At first sight, this village near the town of Popovo in northeastern Bulgaria looks like any other village in the area. And yet, it isn't. Welcome to Palamartsa, population 300, including 120 residents from 23 countries. Is this Bulgaria's most diverse village? Possibly.
If grabbing a to-go cup of coffee at your local café is your daily ritual, you’re not alone. One company in Bulgaria wants to make that habit as sustainable as possible with their edible, biodegradable wafer cups.
While cars made in the Soviet Union were often mocked by westerners, communist Bulgaria had a hidden gem - an electric vehicle with far superior capabilities to similar projects developed at the time by Ford and Hitachi.
From New York to London to the Middle East, these are all fascinating film locations that can make for a great Hollywood film. But what if I told you that some of Hollywood's most memorable films were actually shot in Bulgaria?
Can consumers and businesses in Bulgaria come together and join forces in fighting food waste? Is it possible to eat delicious food, save money, and eat with a cause? The answer to all of this is yes - because FoodoBox is making it happen.
The government in Sofia is taking measures to replace Russian gas ahead of the warming season this winter while also helping Ukraine to survive the Russian’s Army’s onslaught in the Donbas.
The Baltic states are building Rail Baltica - a high-speed railway that will finally connect them to the rest of the EU. It is set to be completed by 2030 and will allow travel across Baltic countries in less than four hours.
On a May day some 250 years ago, Poland declared its first-ever constitution. Along with the communist-propagated Labor Day, also in May, the celebrations for two long and storied traditions give just the right excuse for majówka - extended spring celebrations.
The question was popped, and the answer is yes. Now what? For many Bulgarian brides-to-be, this question has an easy answer, at least when it comes to finding a bridal gown. It involves a road trip to Asenovgrad, a town in the south of Bulgaria.
Perhaps nothing illustrates the diversity of Central Europe better than the richness of its languages. The perfect example is the way the region's countries approach naming the Easter holiday. The diversity is quite telling.
On April 24, known as Armenian Genocide Remembrance Day, Armenians in Bulgaria will pay their respects to the victims of the systematic murder of up to 1.5 million Armenians, which took place in the Ottoman Empire in the early 20th century.
The impeccable style of Kate Middleton, Duchess of Cambridge, has been well-documented. But a closer look behind the scenes at Eponine London, one of the high-end brands favored by the Duchess, unexpectedly takes us to a sleepy Bulgarian town of 12,000 people.
A Japanese delicacy made its west by inadvertently hopping rides on Europe-bound shipping containers. However, far from a welcome treat, uninvited sea snails have been wreaking havoc in the waters of the Black Sea ever since their arrival.

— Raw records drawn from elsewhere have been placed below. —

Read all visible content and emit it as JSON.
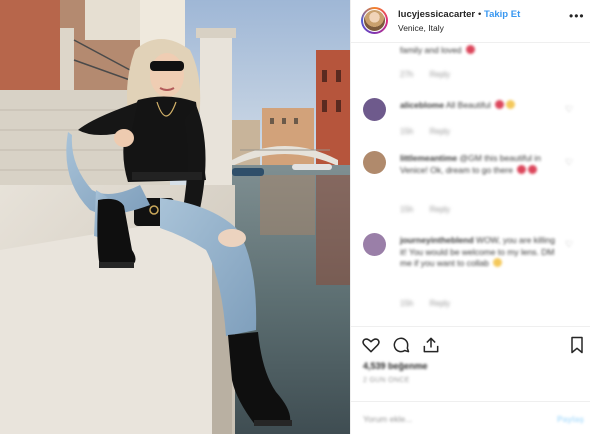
{
  "post": {
    "photo_description_icon": "photo",
    "header": {
      "username": "lucyjessicacarter",
      "separator": "•",
      "follow_label": "Takip Et",
      "location": "Venice, Italy",
      "more_icon": "ellipsis-icon",
      "more_label": "•••"
    },
    "comments": [
      {
        "user": "",
        "text": "family and loved",
        "meta": [
          "27h",
          "Reply"
        ],
        "emoji": "heart"
      },
      {
        "user": "aliceblome",
        "text": "All Beautiful",
        "meta": [
          "15h",
          "Reply"
        ],
        "emoji": "heart-face"
      },
      {
        "user": "littlemeantime",
        "text": "@GM this beautiful in Venice! Ok, dream to go there",
        "meta": [
          "15h",
          "Reply"
        ],
        "emoji": "hearts"
      },
      {
        "user": "journeyintheblend",
        "text": "WOW, you are killing it! You would be welcome to my lens. DM me if you want to collab",
        "meta": [
          "15h",
          "Reply"
        ],
        "emoji": "smile"
      }
    ],
    "actions": {
      "icons": [
        "heart-icon",
        "comment-icon",
        "share-icon",
        "bookmark-icon"
      ],
      "likes": "4,539 beğenme",
      "time": "2 GÜN ÖNCE",
      "add_comment_placeholder": "Yorum ekle...",
      "post_label": "Paylaş"
    }
  }
}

Decades before Anthony Bourdain set out to enlighten a hungry population of would-be food tourists and future foodies about the exotic world of international gastronomy, there was Emil Markov, who was on a mission to bring Bulgarian cuisine to the world.
Europe is not called “the old continent” by chance. Civilizations here have spawned for millennia. But three cities in Bulgaria are competing to be Europe’s oldest city.
Have you heard of body shots? It’s a thing mostly at college parties where the exposed stomach of a partygoer substitutes as the vessel for a shot of alcohol. The same kind of thing happened in medieval Bulgaria, but with a much more macabre twist.
Look closer at this monument in a village in southern Bulgaria, and an inevitable question arises. Why is Prof. John Atanasoff, the American-born scientist credited with the invention of the first electronic digital computer, being honored here of all places?